[Extracted data entries]
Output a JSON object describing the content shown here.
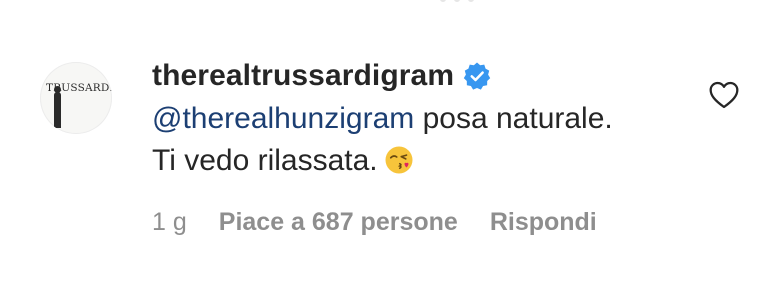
{
  "comment": {
    "avatar_logo_text": "TRUSSARDI",
    "username": "therealtrussardigram",
    "mention": "@therealhunzigram",
    "text_line1": " posa naturale.",
    "text_line2": "Ti vedo rilassata.",
    "emoji": "face-blowing-a-kiss",
    "time": "1 g",
    "likes": "Piace a 687 persone",
    "reply_label": "Rispondi"
  },
  "icons": {
    "verified": "verified-badge-icon",
    "like": "heart-outline-icon"
  },
  "colors": {
    "text": "#262626",
    "mention": "#1c3f73",
    "meta": "#8e8e8e",
    "verified": "#3897f0"
  }
}
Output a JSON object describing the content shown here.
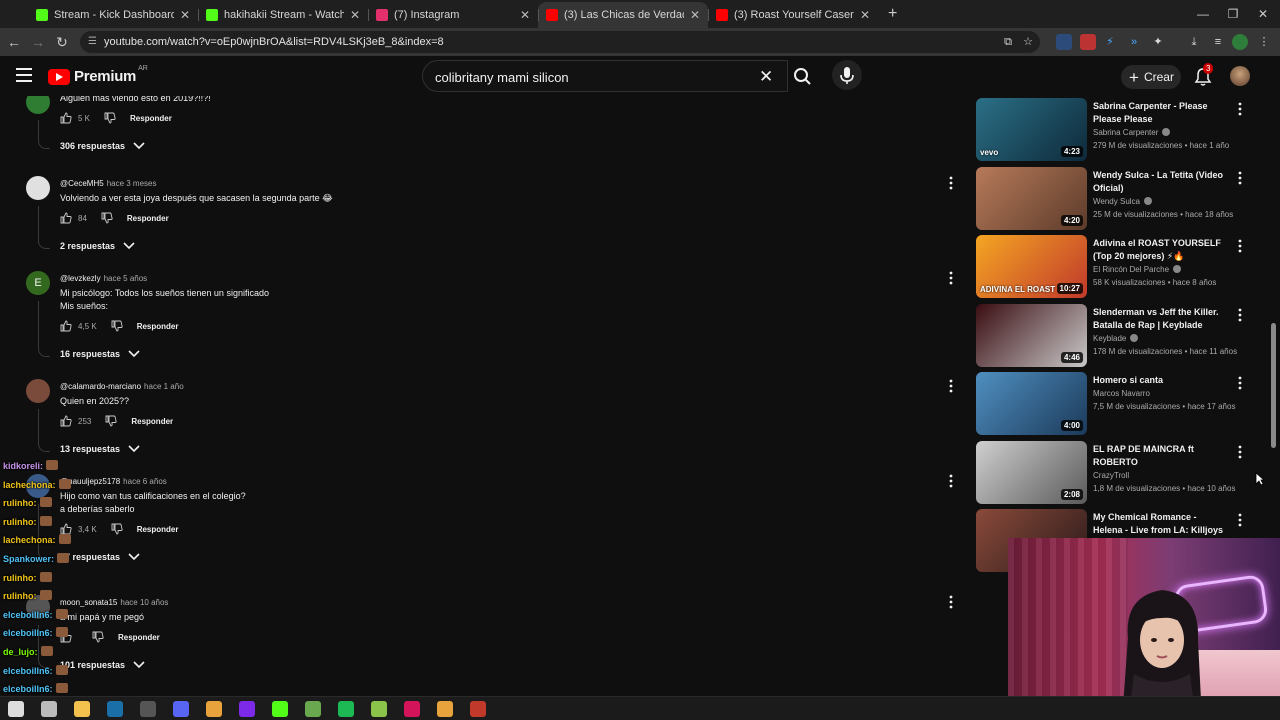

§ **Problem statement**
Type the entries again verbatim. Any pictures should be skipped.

§ **Written answer**
Output a JSON object describing the content shown here.
{
  "comment": {
    "avatar_logo_text": "TRUSSARDI",
    "username": "therealtrussardigram",
    "mention": "@therealhunzigram",
    "text_line1": " posa naturale.",
    "text_line2": "Ti vedo rilassata.",
    "emoji": "face-blowing-a-kiss",
    "time": "1 g",
    "likes": "Piace a 687 persone",
    "reply_label": "Rispondi"
  },
  "icons": {
    "verified": "verified-badge-icon",
    "like": "heart-outline-icon"
  },
  "colors": {
    "text": "#262626",
    "mention": "#1c3f73",
    "meta": "#8e8e8e",
    "verified": "#3897f0"
  }
}
Output a JSON object describing the content shown here.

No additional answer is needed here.